Look through the lines below and copy each one that includes "request".

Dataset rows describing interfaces

================

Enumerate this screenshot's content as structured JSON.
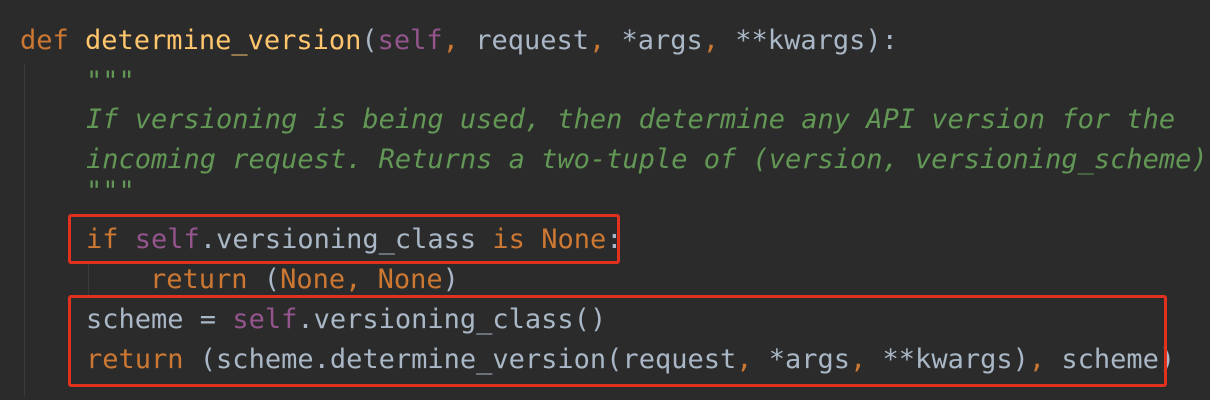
{
  "code": {
    "line1": {
      "kw_def": "def ",
      "func_name": "determine_version",
      "open_paren": "(",
      "self": "self",
      "sep1": ", ",
      "arg_request": "request",
      "sep2": ", ",
      "arg_args": "*args",
      "sep3": ", ",
      "arg_kwargs": "**kwargs",
      "close": "):"
    },
    "doc_open": "\"\"\"",
    "doc_line1": "If versioning is being used, then determine any API version for the",
    "doc_line2": "incoming request. Returns a two-tuple of (version, versioning_scheme)",
    "doc_close": "\"\"\"",
    "if_line": {
      "kw_if": "if ",
      "self": "self",
      "attr": ".versioning_class ",
      "kw_is": "is ",
      "kw_none": "None",
      "colon": ":"
    },
    "return1": {
      "kw_return": "return ",
      "open": "(",
      "none1": "None",
      "comma": ", ",
      "none2": "None",
      "close": ")"
    },
    "scheme_line": {
      "var": "scheme = ",
      "self": "self",
      "rest": ".versioning_class()"
    },
    "return2": {
      "kw_return": "return ",
      "part1": "(scheme.determine_version(request",
      "comma1": ", ",
      "args": "*args",
      "comma2": ", ",
      "kwargs": "**kwargs)",
      "comma3": ", ",
      "scheme": "scheme)"
    }
  },
  "colors": {
    "background": "#2b2b2b",
    "keyword": "#cc7832",
    "function": "#ffc66d",
    "self": "#94558d",
    "text": "#a9b7c6",
    "docstring": "#629755",
    "highlight": "#e0321e"
  }
}
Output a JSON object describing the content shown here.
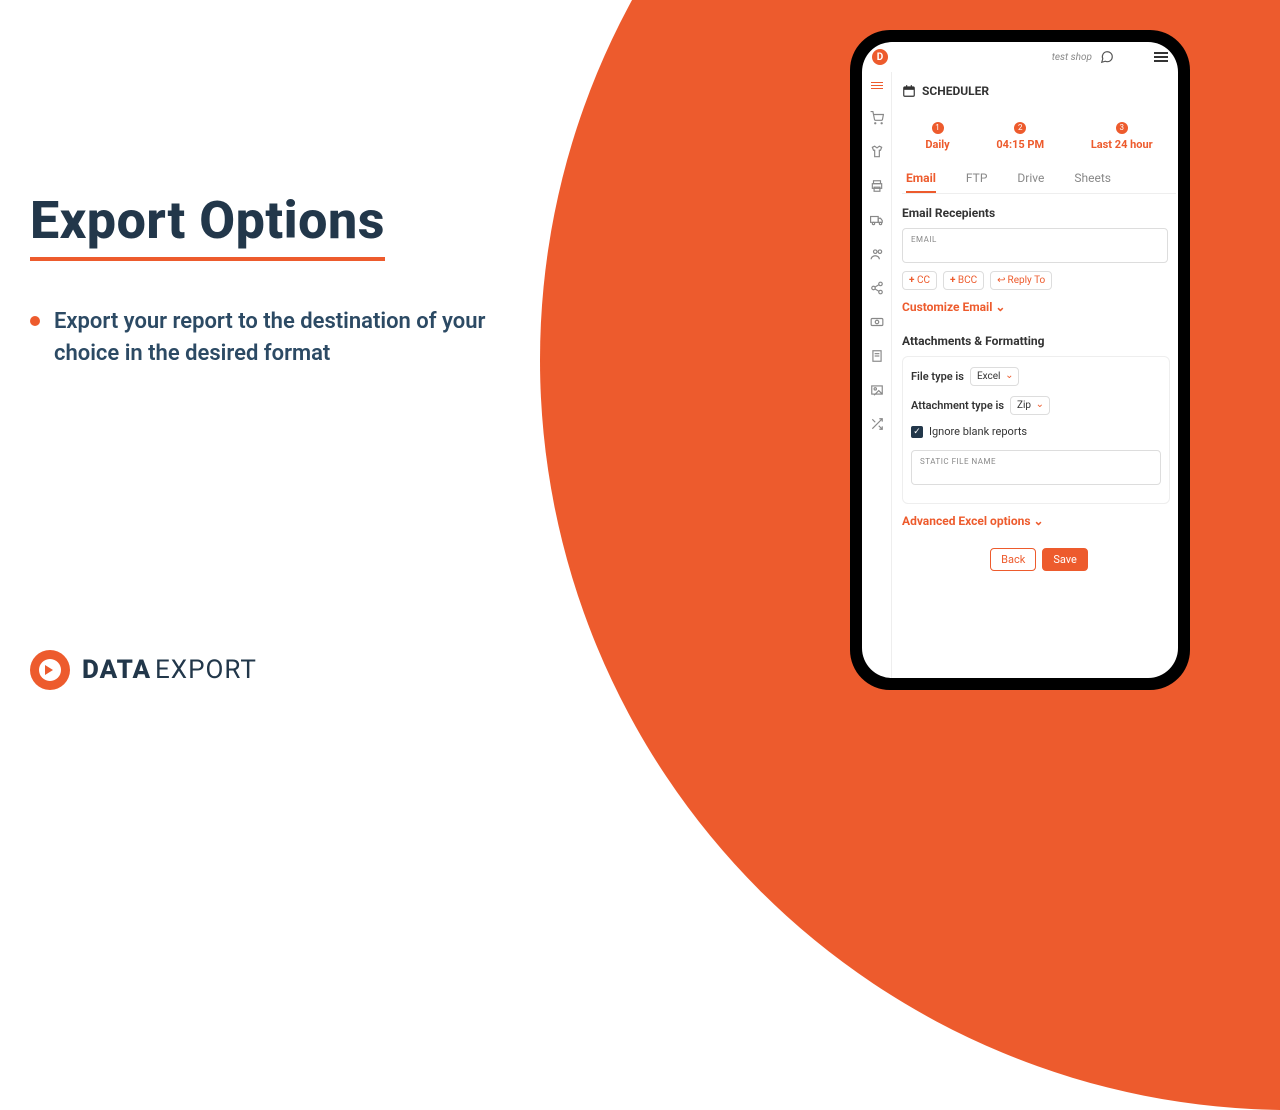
{
  "page": {
    "headline": "Export  Options",
    "bullet": "Export your report to the destination of your choice in the desired format"
  },
  "logo": {
    "word1": "DATA",
    "word2": "EXPORT"
  },
  "app": {
    "shop_label": "test shop",
    "section_title": "SCHEDULER",
    "steps": [
      {
        "num": "1",
        "label": "Daily"
      },
      {
        "num": "2",
        "label": "04:15 PM"
      },
      {
        "num": "3",
        "label": "Last 24 hour"
      }
    ],
    "tabs": [
      "Email",
      "FTP",
      "Drive",
      "Sheets"
    ],
    "email": {
      "recipients_heading": "Email Recepients",
      "email_label": "EMAIL",
      "cc": "CC",
      "bcc": "BCC",
      "reply": "Reply To",
      "customize": "Customize Email"
    },
    "attach": {
      "heading": "Attachments & Formatting",
      "file_type_label": "File type is",
      "file_type_value": "Excel",
      "attach_type_label": "Attachment type is",
      "attach_type_value": "Zip",
      "ignore": "Ignore blank reports",
      "static_label": "STATIC FILE NAME",
      "advanced": "Advanced Excel options"
    },
    "actions": {
      "back": "Back",
      "save": "Save"
    }
  }
}
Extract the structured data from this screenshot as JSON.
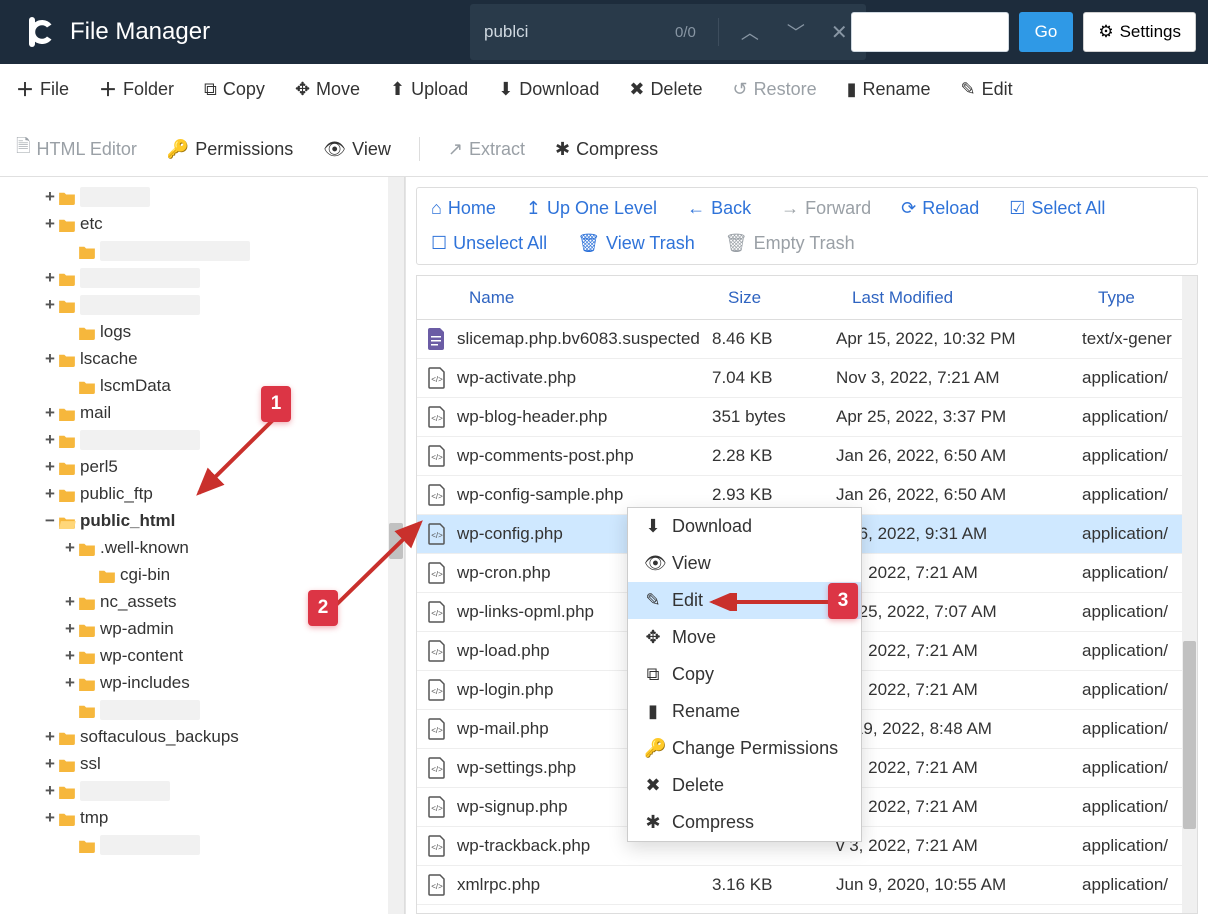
{
  "header": {
    "title": "File Manager",
    "search_text": "publci",
    "search_count": "0/0",
    "go": "Go",
    "settings": "Settings"
  },
  "toolbar": {
    "file": "File",
    "folder": "Folder",
    "copy": "Copy",
    "move": "Move",
    "upload": "Upload",
    "download": "Download",
    "delete": "Delete",
    "restore": "Restore",
    "rename": "Rename",
    "edit": "Edit",
    "html_editor": "HTML Editor",
    "permissions": "Permissions",
    "view": "View",
    "extract": "Extract",
    "compress": "Compress"
  },
  "nav": {
    "home": "Home",
    "up": "Up One Level",
    "back": "Back",
    "forward": "Forward",
    "reload": "Reload",
    "select_all": "Select All",
    "unselect_all": "Unselect All",
    "view_trash": "View Trash",
    "empty_trash": "Empty Trash"
  },
  "columns": {
    "name": "Name",
    "size": "Size",
    "modified": "Last Modified",
    "type": "Type"
  },
  "tree": [
    {
      "toggle": "+",
      "label": "",
      "blur": true,
      "w": 70
    },
    {
      "toggle": "+",
      "label": "etc"
    },
    {
      "toggle": "",
      "label": "",
      "blur": true,
      "sub": 1,
      "w": 150
    },
    {
      "toggle": "+",
      "label": "",
      "blur": true,
      "w": 120
    },
    {
      "toggle": "+",
      "label": "",
      "blur": true,
      "w": 120
    },
    {
      "toggle": "",
      "label": "logs",
      "sub": 1
    },
    {
      "toggle": "+",
      "label": "lscache"
    },
    {
      "toggle": "",
      "label": "lscmData",
      "sub": 1
    },
    {
      "toggle": "+",
      "label": "mail"
    },
    {
      "toggle": "+",
      "label": "",
      "blur": true,
      "w": 120
    },
    {
      "toggle": "+",
      "label": "perl5"
    },
    {
      "toggle": "+",
      "label": "public_ftp"
    },
    {
      "toggle": "−",
      "label": "public_html",
      "bold": true,
      "open": true
    },
    {
      "toggle": "+",
      "label": ".well-known",
      "sub": 1
    },
    {
      "toggle": "",
      "label": "cgi-bin",
      "sub": 2
    },
    {
      "toggle": "+",
      "label": "nc_assets",
      "sub": 1
    },
    {
      "toggle": "+",
      "label": "wp-admin",
      "sub": 1
    },
    {
      "toggle": "+",
      "label": "wp-content",
      "sub": 1
    },
    {
      "toggle": "+",
      "label": "wp-includes",
      "sub": 1
    },
    {
      "toggle": "",
      "label": "",
      "blur": true,
      "sub": 1,
      "w": 100
    },
    {
      "toggle": "+",
      "label": "softaculous_backups"
    },
    {
      "toggle": "+",
      "label": "ssl"
    },
    {
      "toggle": "+",
      "label": "",
      "blur": true,
      "w": 90
    },
    {
      "toggle": "+",
      "label": "tmp"
    },
    {
      "toggle": "",
      "label": "",
      "blur": true,
      "sub": 1,
      "w": 100
    }
  ],
  "files": [
    {
      "icon": "doc",
      "name": "slicemap.php.bv6083.suspected",
      "size": "8.46 KB",
      "mod": "Apr 15, 2022, 10:32 PM",
      "type": "text/x-gener"
    },
    {
      "icon": "php",
      "name": "wp-activate.php",
      "size": "7.04 KB",
      "mod": "Nov 3, 2022, 7:21 AM",
      "type": "application/"
    },
    {
      "icon": "php",
      "name": "wp-blog-header.php",
      "size": "351 bytes",
      "mod": "Apr 25, 2022, 3:37 PM",
      "type": "application/"
    },
    {
      "icon": "php",
      "name": "wp-comments-post.php",
      "size": "2.28 KB",
      "mod": "Jan 26, 2022, 6:50 AM",
      "type": "application/"
    },
    {
      "icon": "php",
      "name": "wp-config-sample.php",
      "size": "2.93 KB",
      "mod": "Jan 26, 2022, 6:50 AM",
      "type": "application/"
    },
    {
      "icon": "php",
      "name": "wp-config.php",
      "size": "",
      "mod": "c 26, 2022, 9:31 AM",
      "type": "application/",
      "sel": true
    },
    {
      "icon": "php",
      "name": "wp-cron.php",
      "size": "",
      "mod": "v 3, 2022, 7:21 AM",
      "type": "application/"
    },
    {
      "icon": "php",
      "name": "wp-links-opml.php",
      "size": "",
      "mod": "ay 25, 2022, 7:07 AM",
      "type": "application/"
    },
    {
      "icon": "php",
      "name": "wp-load.php",
      "size": "",
      "mod": "v 3, 2022, 7:21 AM",
      "type": "application/"
    },
    {
      "icon": "php",
      "name": "wp-login.php",
      "size": "",
      "mod": "v 3, 2022, 7:21 AM",
      "type": "application/"
    },
    {
      "icon": "php",
      "name": "wp-mail.php",
      "size": "",
      "mod": "ct 19, 2022, 8:48 AM",
      "type": "application/"
    },
    {
      "icon": "php",
      "name": "wp-settings.php",
      "size": "",
      "mod": "v 3, 2022, 7:21 AM",
      "type": "application/"
    },
    {
      "icon": "php",
      "name": "wp-signup.php",
      "size": "",
      "mod": "v 3, 2022, 7:21 AM",
      "type": "application/"
    },
    {
      "icon": "php",
      "name": "wp-trackback.php",
      "size": "",
      "mod": "v 3, 2022, 7:21 AM",
      "type": "application/"
    },
    {
      "icon": "php",
      "name": "xmlrpc.php",
      "size": "3.16 KB",
      "mod": "Jun 9, 2020, 10:55 AM",
      "type": "application/"
    }
  ],
  "context": [
    {
      "icon": "⬇",
      "label": "Download"
    },
    {
      "icon": "👁",
      "label": "View"
    },
    {
      "icon": "✎",
      "label": "Edit",
      "hover": true
    },
    {
      "icon": "✥",
      "label": "Move"
    },
    {
      "icon": "⧉",
      "label": "Copy"
    },
    {
      "icon": "▮",
      "label": "Rename"
    },
    {
      "icon": "🔑",
      "label": "Change Permissions"
    },
    {
      "icon": "✖",
      "label": "Delete"
    },
    {
      "icon": "✱",
      "label": "Compress"
    }
  ],
  "callouts": {
    "c1": "1",
    "c2": "2",
    "c3": "3"
  }
}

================

== Answer section ==
      "arg_request": "request",
    "doc_line2": "incoming request. Returns a two-tuple of (version, versioning_scheme)",
      "part1": "(scheme.determine_version(request",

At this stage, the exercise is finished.